◆ WHAT THIS TASK INVOLVES: What lines in the records below include the word "count"? Return each one.
== Segment start ==
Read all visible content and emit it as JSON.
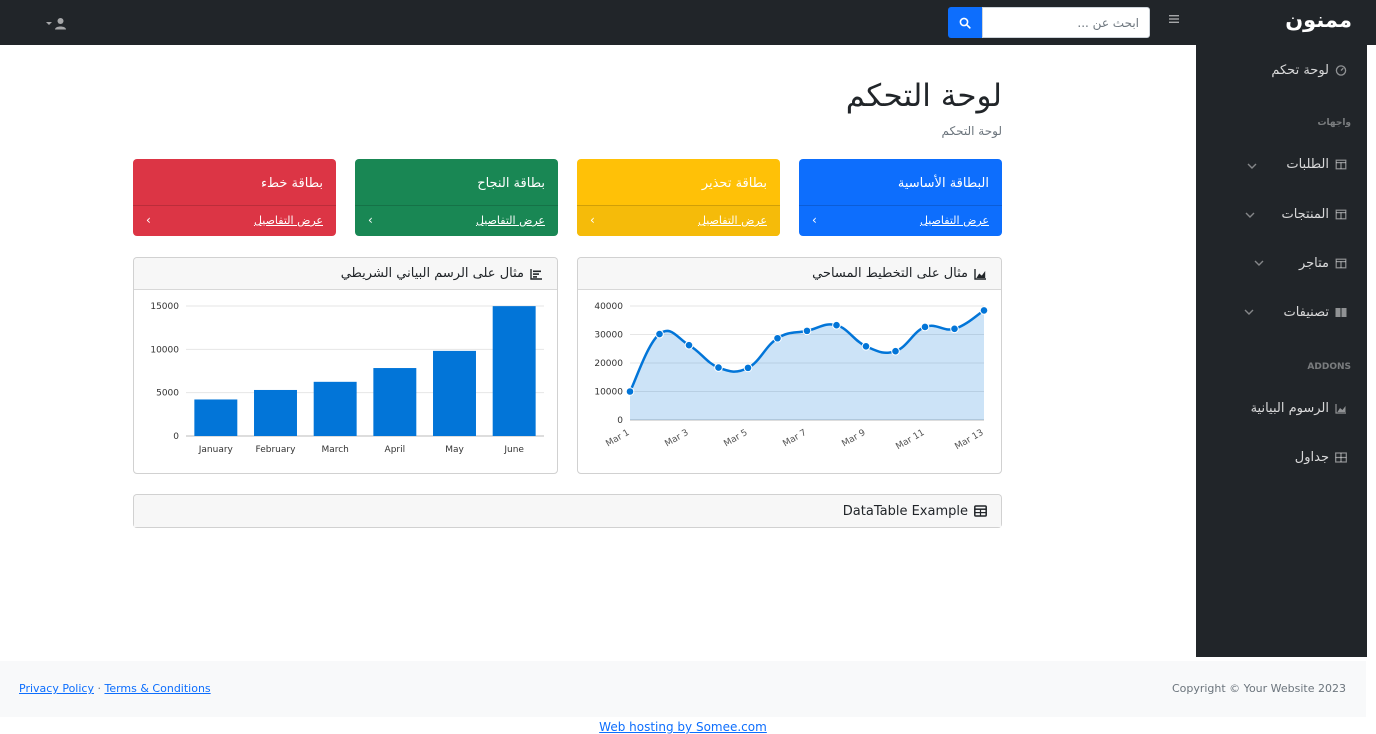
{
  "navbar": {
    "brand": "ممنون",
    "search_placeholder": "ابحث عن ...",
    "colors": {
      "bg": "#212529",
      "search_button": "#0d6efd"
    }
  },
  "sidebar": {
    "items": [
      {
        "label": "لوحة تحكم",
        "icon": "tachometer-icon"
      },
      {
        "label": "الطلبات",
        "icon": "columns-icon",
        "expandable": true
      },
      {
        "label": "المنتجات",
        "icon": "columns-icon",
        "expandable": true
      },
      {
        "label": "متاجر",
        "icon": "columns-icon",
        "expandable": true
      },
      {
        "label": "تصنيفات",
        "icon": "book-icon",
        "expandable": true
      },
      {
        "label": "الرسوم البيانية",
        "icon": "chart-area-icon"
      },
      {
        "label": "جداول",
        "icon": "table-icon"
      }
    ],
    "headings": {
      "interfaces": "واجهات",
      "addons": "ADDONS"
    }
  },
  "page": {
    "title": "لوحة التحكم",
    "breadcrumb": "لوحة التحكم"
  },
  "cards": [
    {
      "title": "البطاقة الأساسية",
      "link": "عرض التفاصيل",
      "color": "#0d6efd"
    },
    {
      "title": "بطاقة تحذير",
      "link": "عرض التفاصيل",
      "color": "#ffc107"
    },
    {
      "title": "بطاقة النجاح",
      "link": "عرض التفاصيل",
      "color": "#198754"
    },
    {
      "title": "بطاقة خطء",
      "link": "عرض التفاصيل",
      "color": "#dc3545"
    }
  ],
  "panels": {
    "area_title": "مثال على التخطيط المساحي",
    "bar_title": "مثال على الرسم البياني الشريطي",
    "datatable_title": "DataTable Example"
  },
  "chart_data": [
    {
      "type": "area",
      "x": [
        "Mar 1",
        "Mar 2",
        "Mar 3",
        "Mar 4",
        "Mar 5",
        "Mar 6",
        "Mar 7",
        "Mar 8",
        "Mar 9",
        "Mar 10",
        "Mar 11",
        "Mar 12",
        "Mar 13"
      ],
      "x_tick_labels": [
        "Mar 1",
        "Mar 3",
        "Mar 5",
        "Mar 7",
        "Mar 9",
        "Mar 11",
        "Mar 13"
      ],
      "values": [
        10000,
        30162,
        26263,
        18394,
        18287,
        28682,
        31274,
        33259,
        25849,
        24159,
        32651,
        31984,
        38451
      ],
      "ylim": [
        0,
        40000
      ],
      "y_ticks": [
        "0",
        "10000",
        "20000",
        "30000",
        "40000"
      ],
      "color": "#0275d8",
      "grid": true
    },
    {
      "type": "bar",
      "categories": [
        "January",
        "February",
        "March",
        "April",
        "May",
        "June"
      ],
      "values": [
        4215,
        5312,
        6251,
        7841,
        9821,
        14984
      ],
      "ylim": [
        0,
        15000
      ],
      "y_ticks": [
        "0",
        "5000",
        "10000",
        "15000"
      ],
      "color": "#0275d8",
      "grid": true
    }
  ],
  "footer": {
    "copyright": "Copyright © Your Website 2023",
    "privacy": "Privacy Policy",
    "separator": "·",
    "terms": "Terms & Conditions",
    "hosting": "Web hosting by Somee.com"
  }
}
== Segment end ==
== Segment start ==
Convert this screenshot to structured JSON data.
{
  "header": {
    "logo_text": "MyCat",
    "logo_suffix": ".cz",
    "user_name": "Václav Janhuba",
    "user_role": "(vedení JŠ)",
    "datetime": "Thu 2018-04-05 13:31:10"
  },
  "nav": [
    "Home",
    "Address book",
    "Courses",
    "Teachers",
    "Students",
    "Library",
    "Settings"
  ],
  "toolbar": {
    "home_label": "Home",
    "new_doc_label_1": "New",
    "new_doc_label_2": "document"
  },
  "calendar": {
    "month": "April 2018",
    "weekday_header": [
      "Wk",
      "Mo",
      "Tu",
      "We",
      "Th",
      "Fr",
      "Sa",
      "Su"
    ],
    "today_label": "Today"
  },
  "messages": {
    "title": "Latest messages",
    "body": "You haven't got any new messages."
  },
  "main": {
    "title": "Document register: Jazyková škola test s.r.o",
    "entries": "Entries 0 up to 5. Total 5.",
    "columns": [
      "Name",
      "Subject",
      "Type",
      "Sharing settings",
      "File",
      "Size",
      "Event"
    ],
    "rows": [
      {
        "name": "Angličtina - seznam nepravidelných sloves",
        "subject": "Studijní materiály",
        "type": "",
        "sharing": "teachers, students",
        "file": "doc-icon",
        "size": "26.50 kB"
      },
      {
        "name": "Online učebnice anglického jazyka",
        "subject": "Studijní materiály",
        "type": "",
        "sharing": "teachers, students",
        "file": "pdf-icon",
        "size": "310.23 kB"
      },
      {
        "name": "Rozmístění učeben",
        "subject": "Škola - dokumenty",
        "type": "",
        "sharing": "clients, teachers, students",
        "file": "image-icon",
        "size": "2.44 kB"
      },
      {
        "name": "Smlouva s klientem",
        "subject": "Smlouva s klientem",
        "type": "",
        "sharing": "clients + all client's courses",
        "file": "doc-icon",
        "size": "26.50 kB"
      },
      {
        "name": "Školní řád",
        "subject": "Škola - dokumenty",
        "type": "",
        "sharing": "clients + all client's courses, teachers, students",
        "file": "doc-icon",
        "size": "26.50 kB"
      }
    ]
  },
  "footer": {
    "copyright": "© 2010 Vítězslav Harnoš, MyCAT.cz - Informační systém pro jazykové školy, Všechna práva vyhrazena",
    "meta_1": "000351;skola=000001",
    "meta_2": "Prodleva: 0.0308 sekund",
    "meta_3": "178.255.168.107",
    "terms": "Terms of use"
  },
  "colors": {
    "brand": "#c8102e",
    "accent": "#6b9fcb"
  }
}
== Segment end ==
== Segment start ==
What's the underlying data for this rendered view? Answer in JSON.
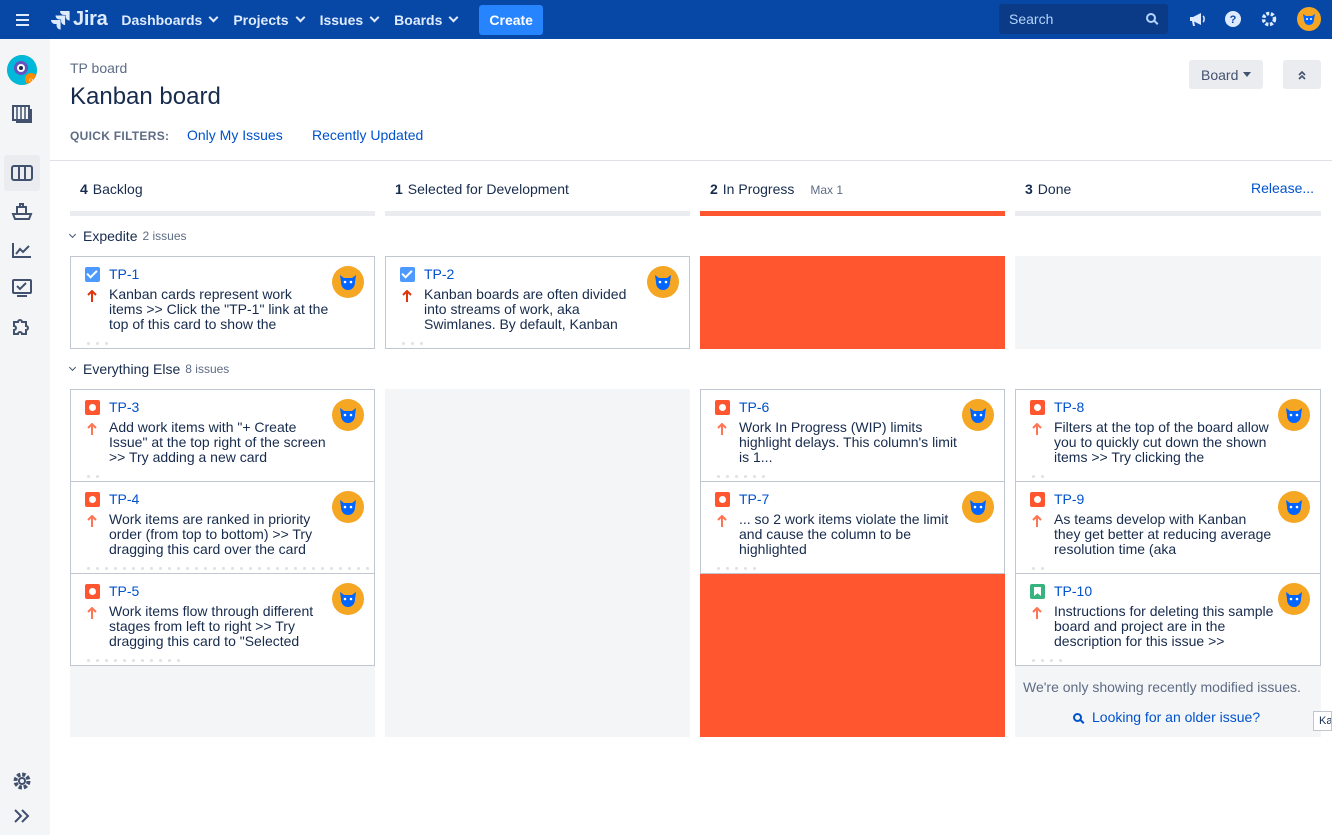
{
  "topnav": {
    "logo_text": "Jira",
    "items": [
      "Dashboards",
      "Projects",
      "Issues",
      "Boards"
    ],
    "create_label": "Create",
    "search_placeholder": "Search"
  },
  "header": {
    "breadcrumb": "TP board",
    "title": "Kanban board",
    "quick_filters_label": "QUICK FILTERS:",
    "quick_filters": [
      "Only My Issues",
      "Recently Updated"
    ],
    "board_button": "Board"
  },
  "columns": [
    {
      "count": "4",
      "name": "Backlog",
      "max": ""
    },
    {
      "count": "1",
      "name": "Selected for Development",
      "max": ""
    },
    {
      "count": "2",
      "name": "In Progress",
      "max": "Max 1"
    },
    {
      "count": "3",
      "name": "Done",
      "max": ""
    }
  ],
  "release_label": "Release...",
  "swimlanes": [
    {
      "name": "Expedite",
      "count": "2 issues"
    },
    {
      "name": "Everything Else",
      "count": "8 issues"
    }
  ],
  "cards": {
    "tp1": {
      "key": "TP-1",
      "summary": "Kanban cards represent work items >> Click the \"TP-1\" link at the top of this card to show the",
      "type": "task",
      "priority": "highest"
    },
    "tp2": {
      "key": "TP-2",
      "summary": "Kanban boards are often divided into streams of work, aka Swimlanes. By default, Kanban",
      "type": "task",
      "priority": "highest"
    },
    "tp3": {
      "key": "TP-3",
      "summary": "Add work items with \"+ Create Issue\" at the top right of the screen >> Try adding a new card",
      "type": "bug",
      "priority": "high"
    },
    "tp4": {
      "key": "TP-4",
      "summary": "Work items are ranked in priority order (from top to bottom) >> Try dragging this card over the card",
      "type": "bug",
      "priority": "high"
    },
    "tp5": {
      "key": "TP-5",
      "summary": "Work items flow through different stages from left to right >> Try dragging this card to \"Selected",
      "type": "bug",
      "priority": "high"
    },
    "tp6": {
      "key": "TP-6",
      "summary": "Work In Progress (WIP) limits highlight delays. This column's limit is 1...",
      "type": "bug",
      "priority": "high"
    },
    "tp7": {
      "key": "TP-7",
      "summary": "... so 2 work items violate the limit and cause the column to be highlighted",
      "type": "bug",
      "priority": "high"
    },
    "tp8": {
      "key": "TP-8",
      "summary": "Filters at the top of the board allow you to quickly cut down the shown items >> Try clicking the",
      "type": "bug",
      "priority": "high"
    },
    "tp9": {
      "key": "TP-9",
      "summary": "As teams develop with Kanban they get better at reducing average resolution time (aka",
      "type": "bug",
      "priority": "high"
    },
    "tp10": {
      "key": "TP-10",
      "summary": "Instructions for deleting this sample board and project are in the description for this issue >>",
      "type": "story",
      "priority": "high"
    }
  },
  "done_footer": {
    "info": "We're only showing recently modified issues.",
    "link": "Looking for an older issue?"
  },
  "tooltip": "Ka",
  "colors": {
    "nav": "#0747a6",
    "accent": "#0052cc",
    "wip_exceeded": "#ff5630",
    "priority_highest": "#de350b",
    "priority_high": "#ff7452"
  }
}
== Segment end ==
◆ WRITTEN ANSWER:
      "count": "4",
      "count": "1",
      "count": "2",
      "count": "3",
      "count": "2 issues"
      "count": "8 issues"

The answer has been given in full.